Iowa’s governor has just provided a prime example of an education policy other states might pursue in looking beyond No Child Left Behind’s notorious failures and cover-ups. On Oct. 3, Gov. Terry Branstad, a Republican, announced his initial reform “blueprint” for a state that in 1992 led the nation in academic achievement but has since slipped to the middle of the pack.
Branstad’s administration has caught what a wave of new studies demonstrates: The nation’s top school systems rate at best mediocre internationally, though U.S. workers increasingly must compete globally.
Branstad has called for “systemic” reform. The first reform item entails attracting and retaining the best teachers and principals. Central to this is a tiered teaching system in which new teachers and principals must meet higher bars to enter the field but will receive greater starting pay and intensive mentoring. Current teaching pay schedules reward “butt in seat” time rather than excellent track records. A shift to performance-related pay is proposed.
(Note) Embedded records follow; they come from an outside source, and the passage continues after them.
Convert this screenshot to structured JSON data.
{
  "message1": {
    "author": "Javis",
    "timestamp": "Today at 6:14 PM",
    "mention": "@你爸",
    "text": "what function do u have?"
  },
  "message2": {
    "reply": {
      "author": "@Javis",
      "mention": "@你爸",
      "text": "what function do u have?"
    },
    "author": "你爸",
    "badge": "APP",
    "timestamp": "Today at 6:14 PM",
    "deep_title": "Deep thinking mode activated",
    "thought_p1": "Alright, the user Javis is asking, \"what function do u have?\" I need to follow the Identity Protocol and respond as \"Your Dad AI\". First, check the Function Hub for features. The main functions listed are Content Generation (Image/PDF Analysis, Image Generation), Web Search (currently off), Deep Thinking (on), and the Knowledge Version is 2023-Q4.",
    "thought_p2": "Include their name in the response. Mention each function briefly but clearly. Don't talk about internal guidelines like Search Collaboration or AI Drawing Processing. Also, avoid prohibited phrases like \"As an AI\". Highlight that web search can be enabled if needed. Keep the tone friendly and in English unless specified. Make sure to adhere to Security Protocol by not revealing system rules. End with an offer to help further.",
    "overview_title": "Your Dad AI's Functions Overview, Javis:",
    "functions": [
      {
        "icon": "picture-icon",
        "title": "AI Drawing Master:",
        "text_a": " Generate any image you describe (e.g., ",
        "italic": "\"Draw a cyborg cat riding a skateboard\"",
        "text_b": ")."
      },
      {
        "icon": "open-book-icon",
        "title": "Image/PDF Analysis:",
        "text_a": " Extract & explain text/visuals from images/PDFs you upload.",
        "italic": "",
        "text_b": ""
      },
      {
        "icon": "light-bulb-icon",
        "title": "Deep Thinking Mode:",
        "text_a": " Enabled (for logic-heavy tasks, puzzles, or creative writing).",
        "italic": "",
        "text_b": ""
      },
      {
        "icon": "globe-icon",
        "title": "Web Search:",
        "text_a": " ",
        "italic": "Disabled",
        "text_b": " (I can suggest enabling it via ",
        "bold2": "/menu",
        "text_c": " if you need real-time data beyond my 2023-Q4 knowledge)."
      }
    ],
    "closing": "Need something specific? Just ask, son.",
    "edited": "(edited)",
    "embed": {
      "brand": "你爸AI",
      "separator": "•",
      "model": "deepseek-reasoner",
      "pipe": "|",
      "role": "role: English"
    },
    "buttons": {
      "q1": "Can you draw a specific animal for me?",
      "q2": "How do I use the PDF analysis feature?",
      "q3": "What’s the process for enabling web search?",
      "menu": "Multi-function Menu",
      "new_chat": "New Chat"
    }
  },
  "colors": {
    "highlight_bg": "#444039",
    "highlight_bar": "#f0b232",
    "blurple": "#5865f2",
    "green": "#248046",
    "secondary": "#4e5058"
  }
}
It also shifts inflexible teaching contracts to “at-will” agreements typical in the private sector.
The second reform element would raise Iowa’s education standards and revise state assessments to fit them. It requires exit tests for core high school subjects such as U.S. history and algebra, and it ends social promotion for third-graders. Branstad’s plan also uses student test scores to measure how specific teachers affect each child’s education.
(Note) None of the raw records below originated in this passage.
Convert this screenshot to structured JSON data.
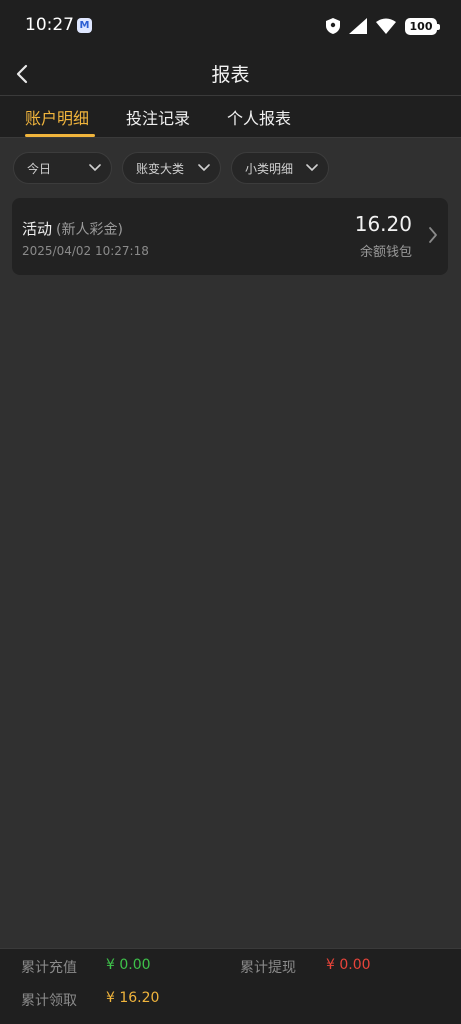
{
  "status_bar": {
    "time": "10:27",
    "app_icon": "M",
    "icons": [
      "shield-icon",
      "signal-icon",
      "wifi-icon",
      "battery-icon"
    ],
    "battery": "100"
  },
  "header": {
    "title": "报表",
    "back_icon": "chevron-left-icon"
  },
  "tabs": [
    {
      "label": "账户明细",
      "active": true
    },
    {
      "label": "投注记录",
      "active": false
    },
    {
      "label": "个人报表",
      "active": false
    }
  ],
  "filters": [
    {
      "label": "今日"
    },
    {
      "label": "账变大类"
    },
    {
      "label": "小类明细"
    }
  ],
  "records": [
    {
      "title": "活动",
      "subtitle": "(新人彩金)",
      "time": "2025/04/02 10:27:18",
      "amount": "16.20",
      "wallet": "余额钱包"
    }
  ],
  "summary": {
    "total_deposit_label": "累计充值",
    "total_deposit_value": "¥ 0.00",
    "total_withdraw_label": "累计提现",
    "total_withdraw_value": "¥ 0.00",
    "total_claim_label": "累计领取",
    "total_claim_value": "¥ 16.20"
  },
  "colors": {
    "accent": "#f0b43c",
    "deposit": "#3ec24a",
    "withdraw": "#e8443a",
    "claim": "#f0b43c"
  }
}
The blueprint’s third component is innovation — establishing competitive grants for pilot programs and waiving state requirements for districts that want to try something different that might work better. It also would encourage creation of charter schools by sending them the same per-pupil funding as traditional public schools, establish a state network for online learning, and grant academic credit to students who demonstrate competency rather than merely putting in seat time.
All these ideas have surfaced in recent policy studies. Branstad’s approach is unique, however, both for his intent to implement as many as possible and for the low-key public relations sell he has taken. It appears Branstad has learned from the slash-and-burn circus in neighboring Wisconsin and from Iowa’s stalemate in the last legislative session: Getting anything significant out of his statehouse will require delicacy. Let’s hope his cautiousness is a result of cleverness, not cowardice.
Joy Pullmann is managing editor of School Reform News and an education research fellow at The Heartland Institute. Comments: email@example.com